- **What needs to be done**
Keep the wording of the records intact as you retype them, and omit every image.

- **Input for this task**
········

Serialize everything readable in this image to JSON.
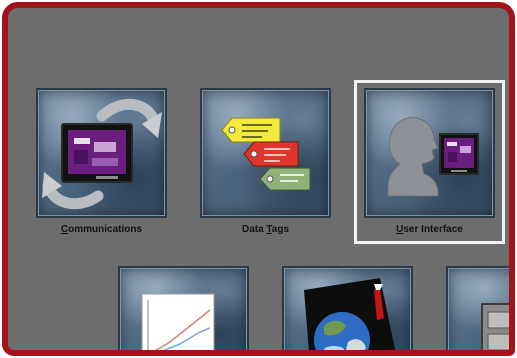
{
  "colors": {
    "frame_border": "#a4121a",
    "panel_background": "#6d6d6d",
    "tile_blue": "#4d6680",
    "selection_outline": "#f2f2f2"
  },
  "tiles": [
    {
      "label_prefix": "",
      "label_ul": "C",
      "label_suffix": "ommunications",
      "icon": "communications-icon"
    },
    {
      "label_prefix": "Data ",
      "label_ul": "T",
      "label_suffix": "ags",
      "icon": "data-tags-icon"
    },
    {
      "label_prefix": "",
      "label_ul": "U",
      "label_suffix": "ser Interface",
      "icon": "user-interface-icon",
      "selected": true
    }
  ],
  "bottom_tiles": [
    {
      "icon": "chart-icon"
    },
    {
      "icon": "globe-icon"
    },
    {
      "icon": "cabinet-icon"
    }
  ]
}
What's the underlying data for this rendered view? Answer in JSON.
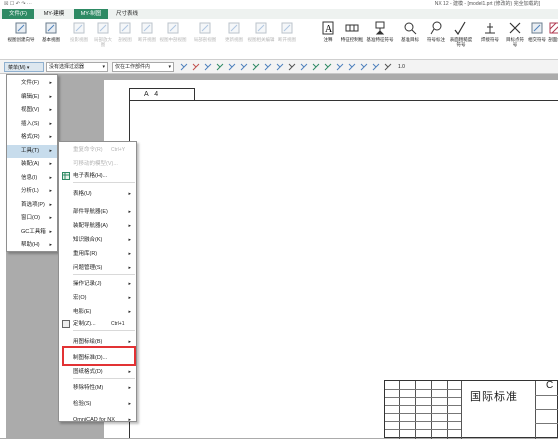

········

- **Response below**
Serialize everything readable in this image to JSON.
{
  "colors": {
    "frame_border": "#a4121a",
    "panel_background": "#6d6d6d",
    "tile_blue": "#4d6680",
    "selection_outline": "#f2f2f2"
  },
  "tiles": [
    {
      "label_prefix": "",
      "label_ul": "C",
      "label_suffix": "ommunications",
      "icon": "communications-icon"
    },
    {
      "label_prefix": "Data ",
      "label_ul": "T",
      "label_suffix": "ags",
      "icon": "data-tags-icon"
    },
    {
      "label_prefix": "",
      "label_ul": "U",
      "label_suffix": "ser Interface",
      "icon": "user-interface-icon",
      "selected": true
    }
  ],
  "bottom_tiles": [
    {
      "icon": "chart-icon"
    },
    {
      "icon": "globe-icon"
    },
    {
      "icon": "cabinet-icon"
    }
  ]
}
What's the underlying data for this rendered view? Answer in JSON.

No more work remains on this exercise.